YOUR ASSIGNMENT. Work through the data below and copy out every line where "rshares" is found.

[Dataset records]
--

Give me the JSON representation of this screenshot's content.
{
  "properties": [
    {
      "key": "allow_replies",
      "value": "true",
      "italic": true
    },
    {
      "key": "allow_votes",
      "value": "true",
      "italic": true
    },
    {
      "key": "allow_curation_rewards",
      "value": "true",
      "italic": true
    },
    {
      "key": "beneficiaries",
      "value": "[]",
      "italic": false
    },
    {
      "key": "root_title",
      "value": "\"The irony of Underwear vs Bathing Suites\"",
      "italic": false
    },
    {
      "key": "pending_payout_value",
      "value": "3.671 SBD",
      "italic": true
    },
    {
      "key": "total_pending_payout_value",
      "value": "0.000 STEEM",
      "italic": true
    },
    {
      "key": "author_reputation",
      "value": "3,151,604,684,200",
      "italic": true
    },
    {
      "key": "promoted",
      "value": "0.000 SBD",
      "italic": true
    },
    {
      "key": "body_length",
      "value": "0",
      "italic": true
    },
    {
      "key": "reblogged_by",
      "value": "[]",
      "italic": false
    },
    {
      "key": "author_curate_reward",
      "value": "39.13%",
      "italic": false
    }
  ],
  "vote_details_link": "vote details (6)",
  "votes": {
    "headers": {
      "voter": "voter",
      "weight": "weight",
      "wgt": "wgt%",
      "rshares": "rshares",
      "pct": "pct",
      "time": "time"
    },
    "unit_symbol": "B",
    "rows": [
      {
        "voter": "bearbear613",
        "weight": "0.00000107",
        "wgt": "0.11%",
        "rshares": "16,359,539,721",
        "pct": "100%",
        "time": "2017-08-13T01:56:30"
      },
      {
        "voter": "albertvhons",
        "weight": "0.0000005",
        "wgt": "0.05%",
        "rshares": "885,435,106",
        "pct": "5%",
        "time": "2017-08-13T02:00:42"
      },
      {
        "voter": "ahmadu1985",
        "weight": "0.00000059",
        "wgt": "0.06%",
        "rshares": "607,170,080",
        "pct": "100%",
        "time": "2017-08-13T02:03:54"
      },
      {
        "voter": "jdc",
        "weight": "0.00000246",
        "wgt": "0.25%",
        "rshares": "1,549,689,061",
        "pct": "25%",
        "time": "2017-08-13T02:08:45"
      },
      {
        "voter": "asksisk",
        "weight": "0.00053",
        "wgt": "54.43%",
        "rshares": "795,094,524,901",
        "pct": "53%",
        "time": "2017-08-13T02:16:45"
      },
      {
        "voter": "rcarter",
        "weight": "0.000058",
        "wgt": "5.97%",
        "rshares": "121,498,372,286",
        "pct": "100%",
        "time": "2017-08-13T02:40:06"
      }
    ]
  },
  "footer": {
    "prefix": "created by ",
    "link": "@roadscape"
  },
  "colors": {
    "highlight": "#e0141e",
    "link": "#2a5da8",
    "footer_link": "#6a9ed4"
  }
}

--

TASK OUTPUT.
      "rshares": "rshares",
        "rshares": "16,359,539,721",
        "rshares": "885,435,106",
        "rshares": "607,170,080",
        "rshares": "1,549,689,061",
        "rshares": "795,094,524,901",
        "rshares": "121,498,372,286",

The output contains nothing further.